Problem details >> Once the images are set aside, print the remaining lines below exactly.

Extracted data entries

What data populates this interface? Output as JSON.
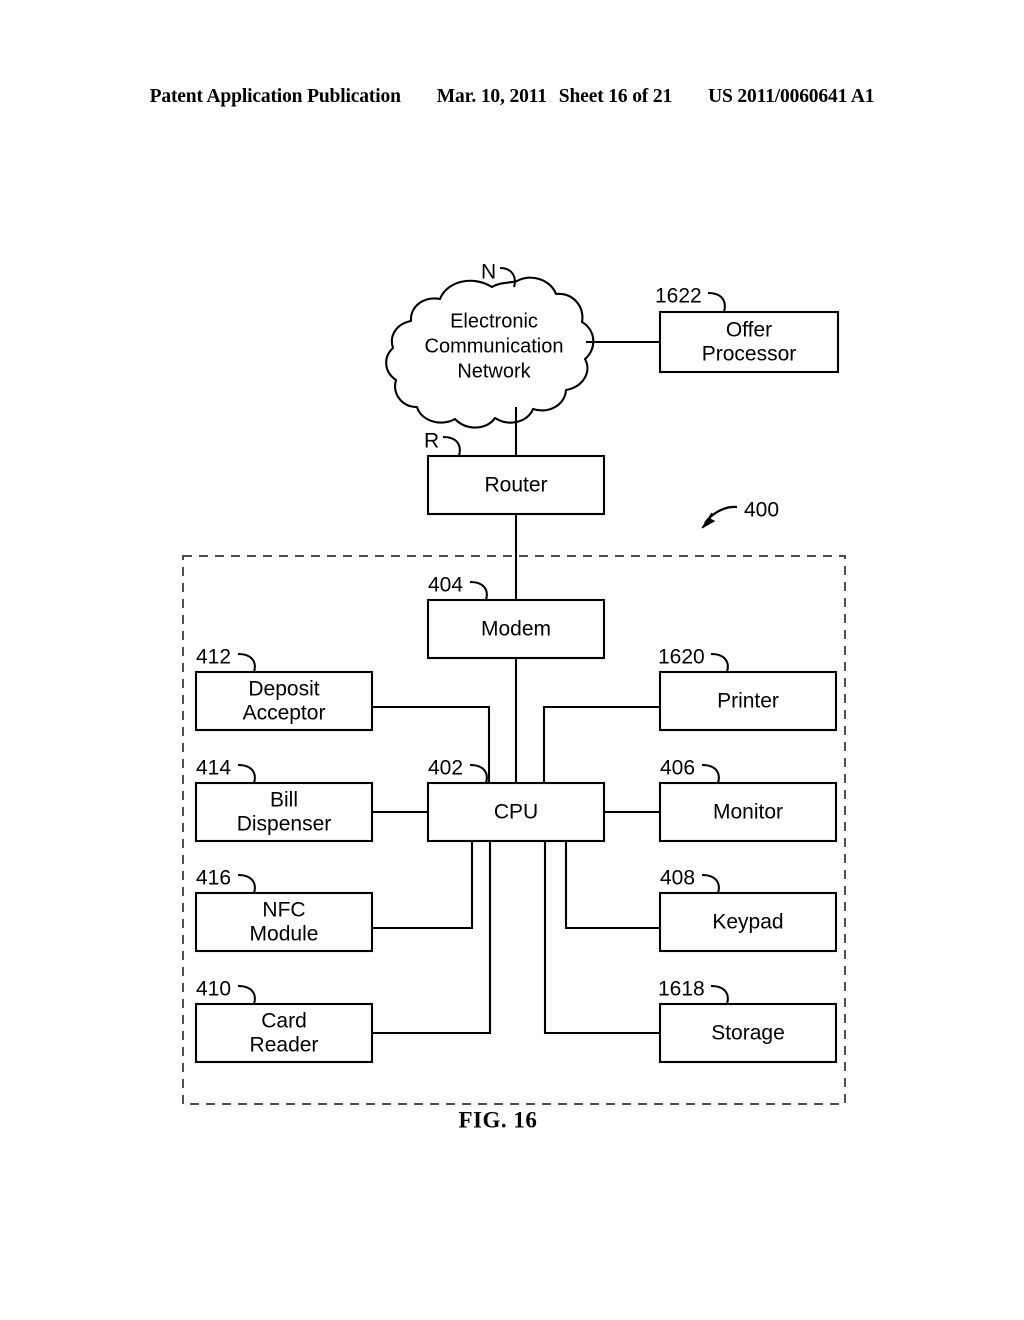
{
  "header": {
    "publication": "Patent Application Publication",
    "date": "Mar. 10, 2011",
    "sheet": "Sheet 16 of 21",
    "patent_number": "US 2011/0060641 A1"
  },
  "figure": {
    "caption": "FIG. 16",
    "enclosure_ref": "400",
    "enclosure_name": "automated-teller-machine-boundary"
  },
  "diagram": {
    "type": "block-diagram",
    "cloud": {
      "ref": "N",
      "line1": "Electronic",
      "line2": "Communication",
      "line3": "Network"
    },
    "blocks": [
      {
        "id": "offer_processor",
        "ref": "1622",
        "line1": "Offer",
        "line2": "Processor"
      },
      {
        "id": "router",
        "ref": "R",
        "line1": "Router",
        "line2": ""
      },
      {
        "id": "modem",
        "ref": "404",
        "line1": "Modem",
        "line2": ""
      },
      {
        "id": "cpu",
        "ref": "402",
        "line1": "CPU",
        "line2": ""
      },
      {
        "id": "deposit_acceptor",
        "ref": "412",
        "line1": "Deposit",
        "line2": "Acceptor"
      },
      {
        "id": "bill_dispenser",
        "ref": "414",
        "line1": "Bill",
        "line2": "Dispenser"
      },
      {
        "id": "nfc_module",
        "ref": "416",
        "line1": "NFC",
        "line2": "Module"
      },
      {
        "id": "card_reader",
        "ref": "410",
        "line1": "Card",
        "line2": "Reader"
      },
      {
        "id": "printer",
        "ref": "1620",
        "line1": "Printer",
        "line2": ""
      },
      {
        "id": "monitor",
        "ref": "406",
        "line1": "Monitor",
        "line2": ""
      },
      {
        "id": "keypad",
        "ref": "408",
        "line1": "Keypad",
        "line2": ""
      },
      {
        "id": "storage",
        "ref": "1618",
        "line1": "Storage",
        "line2": ""
      }
    ],
    "connections": [
      {
        "from": "cloud",
        "to": "offer_processor"
      },
      {
        "from": "cloud",
        "to": "router"
      },
      {
        "from": "router",
        "to": "modem"
      },
      {
        "from": "modem",
        "to": "cpu"
      },
      {
        "from": "deposit_acceptor",
        "to": "cpu"
      },
      {
        "from": "bill_dispenser",
        "to": "cpu"
      },
      {
        "from": "nfc_module",
        "to": "cpu"
      },
      {
        "from": "card_reader",
        "to": "cpu"
      },
      {
        "from": "printer",
        "to": "cpu"
      },
      {
        "from": "monitor",
        "to": "cpu"
      },
      {
        "from": "keypad",
        "to": "cpu"
      },
      {
        "from": "storage",
        "to": "cpu"
      }
    ]
  }
}
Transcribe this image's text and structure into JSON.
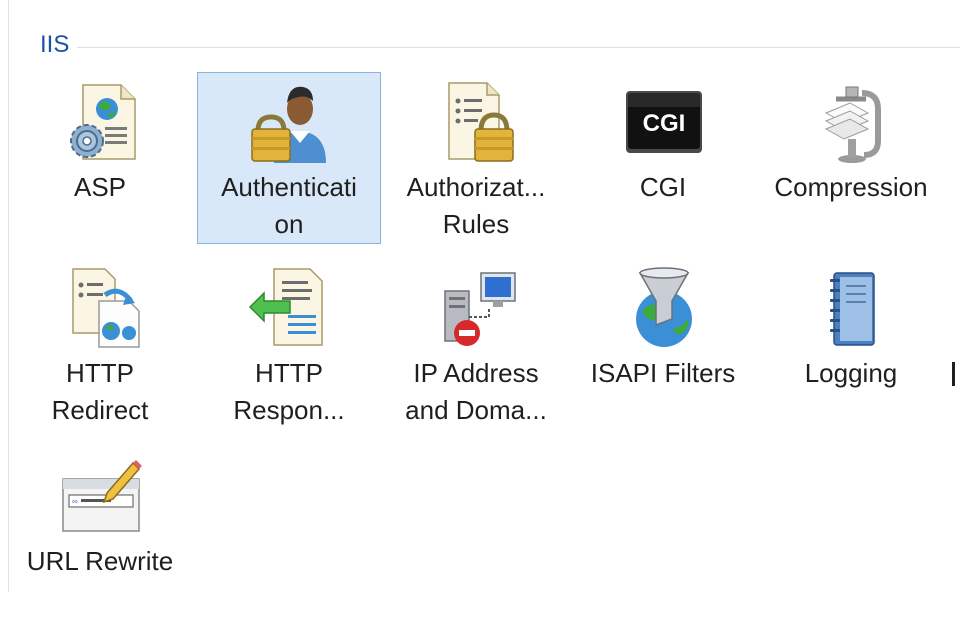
{
  "group": {
    "title": "IIS"
  },
  "features": [
    {
      "label": "ASP",
      "icon": "asp-icon",
      "selected": false
    },
    {
      "label": "Authenticati\non",
      "icon": "authentication-icon",
      "selected": true
    },
    {
      "label": "Authorizat...\nRules",
      "icon": "authorization-rules-icon",
      "selected": false
    },
    {
      "label": "CGI",
      "icon": "cgi-icon",
      "icon_text": "CGI",
      "selected": false
    },
    {
      "label": "Compression",
      "icon": "compression-icon",
      "selected": false
    },
    {
      "label": "HTTP\nRedirect",
      "icon": "http-redirect-icon",
      "selected": false
    },
    {
      "label": "HTTP\nRespon...",
      "icon": "http-response-headers-icon",
      "selected": false
    },
    {
      "label": "IP Address\nand Doma...",
      "icon": "ip-address-domain-icon",
      "selected": false
    },
    {
      "label": "ISAPI Filters",
      "icon": "isapi-filters-icon",
      "selected": false
    },
    {
      "label": "Logging",
      "icon": "logging-icon",
      "selected": false
    },
    {
      "label": "URL Rewrite",
      "icon": "url-rewrite-icon",
      "selected": false
    }
  ],
  "colors": {
    "selection_background": "#d9e8f8",
    "selection_border": "#89b4e2",
    "group_title": "#1e4fa8"
  }
}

Your solution >>
What data populates this interface? Output as JSON.
{
  "header": {
    "publication": "Patent Application Publication",
    "date": "Mar. 10, 2011",
    "sheet": "Sheet 16 of 21",
    "patent_number": "US 2011/0060641 A1"
  },
  "figure": {
    "caption": "FIG. 16",
    "enclosure_ref": "400",
    "enclosure_name": "automated-teller-machine-boundary"
  },
  "diagram": {
    "type": "block-diagram",
    "cloud": {
      "ref": "N",
      "line1": "Electronic",
      "line2": "Communication",
      "line3": "Network"
    },
    "blocks": [
      {
        "id": "offer_processor",
        "ref": "1622",
        "line1": "Offer",
        "line2": "Processor"
      },
      {
        "id": "router",
        "ref": "R",
        "line1": "Router",
        "line2": ""
      },
      {
        "id": "modem",
        "ref": "404",
        "line1": "Modem",
        "line2": ""
      },
      {
        "id": "cpu",
        "ref": "402",
        "line1": "CPU",
        "line2": ""
      },
      {
        "id": "deposit_acceptor",
        "ref": "412",
        "line1": "Deposit",
        "line2": "Acceptor"
      },
      {
        "id": "bill_dispenser",
        "ref": "414",
        "line1": "Bill",
        "line2": "Dispenser"
      },
      {
        "id": "nfc_module",
        "ref": "416",
        "line1": "NFC",
        "line2": "Module"
      },
      {
        "id": "card_reader",
        "ref": "410",
        "line1": "Card",
        "line2": "Reader"
      },
      {
        "id": "printer",
        "ref": "1620",
        "line1": "Printer",
        "line2": ""
      },
      {
        "id": "monitor",
        "ref": "406",
        "line1": "Monitor",
        "line2": ""
      },
      {
        "id": "keypad",
        "ref": "408",
        "line1": "Keypad",
        "line2": ""
      },
      {
        "id": "storage",
        "ref": "1618",
        "line1": "Storage",
        "line2": ""
      }
    ],
    "connections": [
      {
        "from": "cloud",
        "to": "offer_processor"
      },
      {
        "from": "cloud",
        "to": "router"
      },
      {
        "from": "router",
        "to": "modem"
      },
      {
        "from": "modem",
        "to": "cpu"
      },
      {
        "from": "deposit_acceptor",
        "to": "cpu"
      },
      {
        "from": "bill_dispenser",
        "to": "cpu"
      },
      {
        "from": "nfc_module",
        "to": "cpu"
      },
      {
        "from": "card_reader",
        "to": "cpu"
      },
      {
        "from": "printer",
        "to": "cpu"
      },
      {
        "from": "monitor",
        "to": "cpu"
      },
      {
        "from": "keypad",
        "to": "cpu"
      },
      {
        "from": "storage",
        "to": "cpu"
      }
    ]
  }
}
Transcribe this image's text and structure into JSON.
{
  "group": {
    "title": "IIS"
  },
  "features": [
    {
      "label": "ASP",
      "icon": "asp-icon",
      "selected": false
    },
    {
      "label": "Authenticati\non",
      "icon": "authentication-icon",
      "selected": true
    },
    {
      "label": "Authorizat...\nRules",
      "icon": "authorization-rules-icon",
      "selected": false
    },
    {
      "label": "CGI",
      "icon": "cgi-icon",
      "icon_text": "CGI",
      "selected": false
    },
    {
      "label": "Compression",
      "icon": "compression-icon",
      "selected": false
    },
    {
      "label": "HTTP\nRedirect",
      "icon": "http-redirect-icon",
      "selected": false
    },
    {
      "label": "HTTP\nRespon...",
      "icon": "http-response-headers-icon",
      "selected": false
    },
    {
      "label": "IP Address\nand Doma...",
      "icon": "ip-address-domain-icon",
      "selected": false
    },
    {
      "label": "ISAPI Filters",
      "icon": "isapi-filters-icon",
      "selected": false
    },
    {
      "label": "Logging",
      "icon": "logging-icon",
      "selected": false
    },
    {
      "label": "URL Rewrite",
      "icon": "url-rewrite-icon",
      "selected": false
    }
  ],
  "colors": {
    "selection_background": "#d9e8f8",
    "selection_border": "#89b4e2",
    "group_title": "#1e4fa8"
  }
}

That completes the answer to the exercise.